All that said, I do believe in the brilliance of GM’s approach by leveraging battery storage along with a small internal combustion engine that will do nothing but charge the batteries when they fall below a threshold. It means that I could hop in the Volt and drive to Chicago…something I would never do in a purely electrical vehicle like the widely anticipated Nissan Leaf which this New York Times article states, “…has a range of about 100 miles before it needs recharging. But that range can vary a lot – to as little as 62 miles to as much as 138 – depending upon factors like weather, traffic, accessory use, load and driving style.” I’d be very nervous driving a Leaf for a full weekend day…let alone out of the Twin Cities metro area.

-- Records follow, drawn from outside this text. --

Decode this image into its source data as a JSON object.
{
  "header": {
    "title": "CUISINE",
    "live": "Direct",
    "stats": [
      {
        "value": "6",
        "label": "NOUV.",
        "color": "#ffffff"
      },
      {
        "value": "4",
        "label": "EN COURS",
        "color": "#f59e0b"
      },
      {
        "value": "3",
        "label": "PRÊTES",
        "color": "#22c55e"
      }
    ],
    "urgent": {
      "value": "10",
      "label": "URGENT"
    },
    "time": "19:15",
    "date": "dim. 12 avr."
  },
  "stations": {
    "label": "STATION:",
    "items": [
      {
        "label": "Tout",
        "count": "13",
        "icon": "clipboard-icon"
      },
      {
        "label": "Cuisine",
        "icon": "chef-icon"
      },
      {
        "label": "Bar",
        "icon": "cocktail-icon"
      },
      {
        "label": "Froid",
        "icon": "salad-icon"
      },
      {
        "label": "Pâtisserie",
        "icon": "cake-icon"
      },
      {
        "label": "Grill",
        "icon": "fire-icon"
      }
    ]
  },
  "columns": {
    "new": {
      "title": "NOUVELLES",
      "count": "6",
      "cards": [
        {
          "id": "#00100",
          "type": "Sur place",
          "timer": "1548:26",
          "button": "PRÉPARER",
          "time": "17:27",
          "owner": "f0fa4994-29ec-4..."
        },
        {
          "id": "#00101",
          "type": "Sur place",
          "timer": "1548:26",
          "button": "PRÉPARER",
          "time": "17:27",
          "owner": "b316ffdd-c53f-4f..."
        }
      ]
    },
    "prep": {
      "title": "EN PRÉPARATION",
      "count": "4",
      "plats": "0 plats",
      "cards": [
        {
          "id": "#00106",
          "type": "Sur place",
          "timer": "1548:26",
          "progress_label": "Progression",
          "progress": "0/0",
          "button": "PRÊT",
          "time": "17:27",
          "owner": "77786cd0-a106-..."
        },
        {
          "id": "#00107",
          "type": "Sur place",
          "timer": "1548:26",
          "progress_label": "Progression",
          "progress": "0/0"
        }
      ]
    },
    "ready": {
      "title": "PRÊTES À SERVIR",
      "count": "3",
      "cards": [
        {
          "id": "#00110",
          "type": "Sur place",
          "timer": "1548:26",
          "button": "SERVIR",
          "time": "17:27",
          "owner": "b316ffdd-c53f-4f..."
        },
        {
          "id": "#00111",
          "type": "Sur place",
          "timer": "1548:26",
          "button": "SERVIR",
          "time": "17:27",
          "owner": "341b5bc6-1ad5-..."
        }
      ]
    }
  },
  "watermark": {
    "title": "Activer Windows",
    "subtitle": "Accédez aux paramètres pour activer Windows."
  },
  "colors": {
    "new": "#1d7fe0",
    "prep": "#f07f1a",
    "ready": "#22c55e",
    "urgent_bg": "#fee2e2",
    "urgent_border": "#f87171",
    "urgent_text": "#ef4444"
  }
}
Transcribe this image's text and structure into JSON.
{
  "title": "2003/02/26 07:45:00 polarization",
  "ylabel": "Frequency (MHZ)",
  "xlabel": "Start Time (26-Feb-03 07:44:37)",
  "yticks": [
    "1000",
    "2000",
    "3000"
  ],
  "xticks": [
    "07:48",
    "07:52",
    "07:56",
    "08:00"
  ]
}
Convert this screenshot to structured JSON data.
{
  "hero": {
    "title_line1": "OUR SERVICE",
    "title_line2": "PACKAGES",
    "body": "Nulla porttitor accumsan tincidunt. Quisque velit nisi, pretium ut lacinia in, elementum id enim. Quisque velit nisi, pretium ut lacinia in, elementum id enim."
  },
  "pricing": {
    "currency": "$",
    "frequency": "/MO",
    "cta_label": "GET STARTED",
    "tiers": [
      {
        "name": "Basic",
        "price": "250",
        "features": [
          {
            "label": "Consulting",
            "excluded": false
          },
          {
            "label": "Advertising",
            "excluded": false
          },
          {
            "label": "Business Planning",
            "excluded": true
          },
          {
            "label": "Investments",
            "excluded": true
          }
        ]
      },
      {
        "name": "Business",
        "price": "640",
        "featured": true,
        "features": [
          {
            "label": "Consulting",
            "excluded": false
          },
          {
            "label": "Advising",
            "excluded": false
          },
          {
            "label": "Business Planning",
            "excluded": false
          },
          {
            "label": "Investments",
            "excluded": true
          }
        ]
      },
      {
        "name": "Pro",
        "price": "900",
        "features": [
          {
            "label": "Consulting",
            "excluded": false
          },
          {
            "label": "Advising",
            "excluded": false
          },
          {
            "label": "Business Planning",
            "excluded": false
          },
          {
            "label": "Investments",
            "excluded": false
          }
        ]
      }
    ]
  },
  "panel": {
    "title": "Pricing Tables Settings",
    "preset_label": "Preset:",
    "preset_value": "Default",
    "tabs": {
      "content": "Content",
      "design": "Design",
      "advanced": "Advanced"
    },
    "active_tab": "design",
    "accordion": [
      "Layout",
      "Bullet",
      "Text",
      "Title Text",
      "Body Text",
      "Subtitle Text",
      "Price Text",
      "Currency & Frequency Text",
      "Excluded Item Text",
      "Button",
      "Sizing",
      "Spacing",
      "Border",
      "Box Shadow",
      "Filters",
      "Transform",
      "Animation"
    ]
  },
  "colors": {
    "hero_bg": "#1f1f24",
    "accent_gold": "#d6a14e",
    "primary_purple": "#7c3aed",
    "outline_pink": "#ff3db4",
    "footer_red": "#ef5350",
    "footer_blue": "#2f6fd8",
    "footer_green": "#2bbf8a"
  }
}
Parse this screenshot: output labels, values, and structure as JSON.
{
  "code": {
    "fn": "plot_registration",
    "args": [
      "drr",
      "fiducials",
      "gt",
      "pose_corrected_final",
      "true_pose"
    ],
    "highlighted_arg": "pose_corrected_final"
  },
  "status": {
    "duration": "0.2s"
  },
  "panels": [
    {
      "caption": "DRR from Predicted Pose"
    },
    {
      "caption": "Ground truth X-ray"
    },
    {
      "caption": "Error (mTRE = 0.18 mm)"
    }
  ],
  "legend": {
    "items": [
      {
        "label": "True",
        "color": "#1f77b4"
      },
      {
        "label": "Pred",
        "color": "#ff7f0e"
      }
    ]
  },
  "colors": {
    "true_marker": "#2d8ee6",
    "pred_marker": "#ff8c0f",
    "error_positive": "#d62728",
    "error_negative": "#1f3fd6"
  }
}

If you’d like to watch a video that gives a solid overview of the current state of the marketplace, this one from the recent World Energy Expo in Austin, TX will give you a good sense of what’s going on right now. When it comes to vehicle energy storage, I anticipate that consumers will become disillusioned unless they completely and totally understand the limitations and the variables that comprise the statement, “…and your mileage may vary.


When We Run Out of Oil…

If you pay attention to any of the relevant facts about oil production (i.e., supply), oil consumption, and why it’s likely we’re in the Middle East fighting a “war” (e.g., to deploy a strategic military position to ensure a steady flow of oil), then you probably do like I do: waver between complacency and sheer terror over the prospect of running out of oil.

I’ve been following oil geeks at The Oil Drum for some time, and while they clearly give solid and deep analysis of all the current data and conjecture in the oil industry, it’s this “Crash Course 17A-Peak Oil” video by Chris Martenson (from his Crash Course on economics) that I’ve embedded below and is one that will give you a very concise snapshot of where we are in the world with respect to peak oil.

Having learned more than I ever wanted to know about the looming fate of us all in a world soon hungry for energy, I gave up a 34mpg Mercedes diesel in favor of a Toyota Prius — one I routinely get 48mpg in as an average — since I can see strategically that the world’s dependence on a finite resource is accelerating while that resource is dwindling and getting more expensive to deliver. Not a pretty combination. It’s also why I’ll be buying a plug-in hybrid in the next year or two when I find one that fits my strategic and tactical needs for transportation. Gas prices in the next two years will only go one way….up.

Bottom line? If you’re not thinking about your business and personal life in a world with shrinking energy reserves, then you’re not paying attention and need to be….now.